The manner of running a machine is in brief as follows :—The pieces, stitched end to end in lots of 10, are wound on a wooden roller, arranged for the purpose ; and a fow yards of common coarse cloth, kept for the purpose, are attached at the first end, upon which the printer adjusts his pattern. Behind the machine, stands a boy, who guides the cloth evenly, and removes any loose threads. The printer has his stand in front, attending to the colour-boxes, one of which supplies each roller. After every 30-40 pieces have been worked off, the machine is stopped, in order that the "doctors"—blades which press against each cylinder, and remove all superfluous colour—be examined, and their edges sharpened with a file, if needful.

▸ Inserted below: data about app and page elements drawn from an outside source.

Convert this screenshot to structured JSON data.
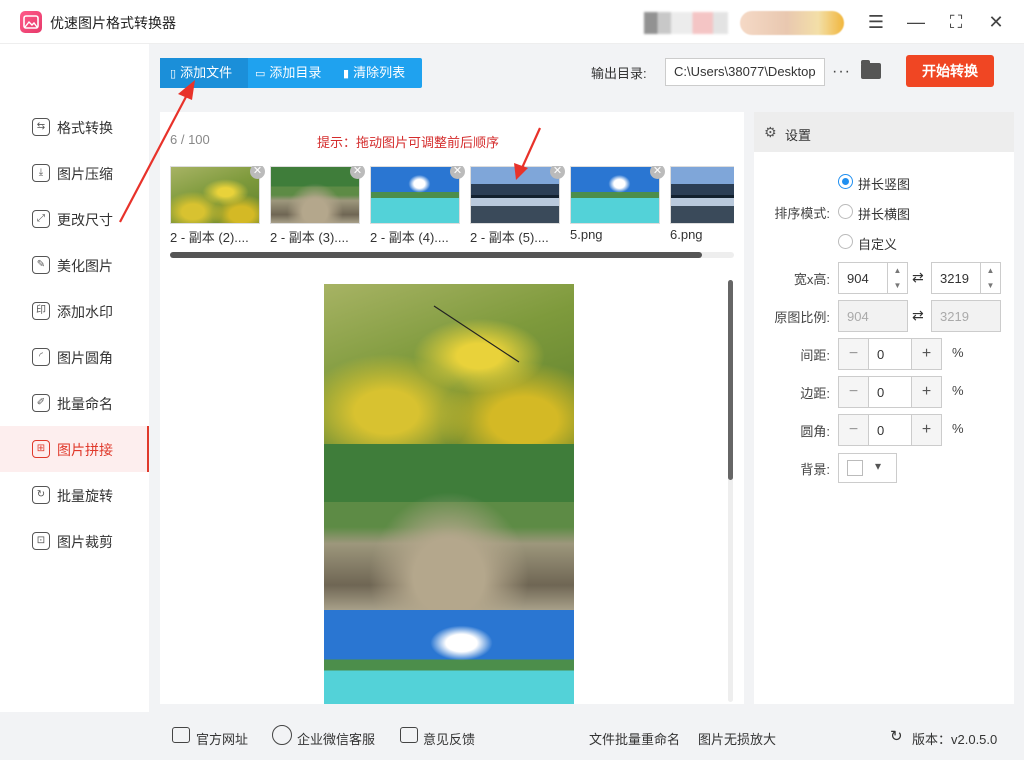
{
  "app": {
    "title": "优速图片格式转换器"
  },
  "sidebar": {
    "items": [
      {
        "label": "格式转换",
        "icon": "format-convert-icon",
        "glyph": "⇆"
      },
      {
        "label": "图片压缩",
        "icon": "compress-icon",
        "glyph": "⤓"
      },
      {
        "label": "更改尺寸",
        "icon": "resize-icon",
        "glyph": "⤢"
      },
      {
        "label": "美化图片",
        "icon": "beautify-icon",
        "glyph": "✎"
      },
      {
        "label": "添加水印",
        "icon": "watermark-icon",
        "glyph": "印"
      },
      {
        "label": "图片圆角",
        "icon": "rounded-corner-icon",
        "glyph": "◜"
      },
      {
        "label": "批量命名",
        "icon": "rename-icon",
        "glyph": "✐"
      },
      {
        "label": "图片拼接",
        "icon": "stitch-icon",
        "glyph": "⊞"
      },
      {
        "label": "批量旋转",
        "icon": "rotate-icon",
        "glyph": "↻"
      },
      {
        "label": "图片裁剪",
        "icon": "crop-icon",
        "glyph": "⊡"
      }
    ],
    "active_index": 7
  },
  "toolbar": {
    "add_file": "添加文件",
    "add_folder": "添加目录",
    "clear_list": "清除列表",
    "output_label": "输出目录:",
    "output_path": "C:\\Users\\38077\\Desktop",
    "start": "开始转换"
  },
  "main": {
    "count": "6 / 100",
    "hint": "提示：拖动图片可调整前后顺序",
    "thumbnails": [
      {
        "name": "2 - 副本 (2)....",
        "image": "flower"
      },
      {
        "name": "2 - 副本 (3)....",
        "image": "river"
      },
      {
        "name": "2 - 副本 (4)....",
        "image": "beach"
      },
      {
        "name": "2 - 副本 (5)....",
        "image": "mountain"
      },
      {
        "name": "5.png",
        "image": "beach"
      },
      {
        "name": "6.png",
        "image": "mountain"
      }
    ]
  },
  "settings": {
    "header": "设置",
    "sort_label": "排序模式:",
    "sort_options": [
      "拼长竖图",
      "拼长横图",
      "自定义"
    ],
    "sort_selected": 0,
    "size_label": "宽x高:",
    "width": "904",
    "height": "3219",
    "ratio_label": "原图比例:",
    "ratio_width": "904",
    "ratio_height": "3219",
    "spacing_label": "间距:",
    "spacing": "0",
    "margin_label": "边距:",
    "margin": "0",
    "radius_label": "圆角:",
    "radius": "0",
    "percent": "%",
    "bg_label": "背景:",
    "bg_color": "#ffffff"
  },
  "footer": {
    "website": "官方网址",
    "wechat": "企业微信客服",
    "feedback": "意见反馈",
    "batch_rename": "文件批量重命名",
    "upscale": "图片无损放大",
    "version": "版本：v2.0.5.0"
  },
  "colors": {
    "accent": "#1fa2ef",
    "start": "#f04623",
    "active": "#e0392b",
    "hint": "#d42c2c"
  }
}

Fig. 589 shows a range of colour-pans, as made by Storey, of Manchester. The set consists of 8 cased copper pans, ranging in contents from 1 to 28 gal. Each can be turned over for emptying, as a brass stuffing-box is fixed to each pan and to the pillars ; A is a copper pipe, by means of which steam can be admitted down the pillars, as far as the stuffing-boxes, and thus into the casing of each pan, and out at the condensing pipe D if needful; C is a copper pipe for the admission of cold water into any pan.
Fig. 590 shows a longitudinal section of a rinsing-machine. It consists of a wooden cistern, 20 30 ft. long, 3 ft. wide, 4 ft. high at one end, and 3 ft. at the other, and divided transversely into compartments, by water-tight partitions, which gradually de crease in height from the higher to the lower end of the cis tern. The pieces of cloth are passed through in the direc tion of the arrows, and, on leaving each compartment, pass between a pair of squeezing-rollers, placed above, before descending into the next compartment.
There are several main styles or classes into which calico-printing is conventionally divided, according to the effects aimed at, and the means taken for their production. This classification was never very accurate, and is now less trustworthy than ever, since multitudes of patterns are produced by a combination of two or more of these styles.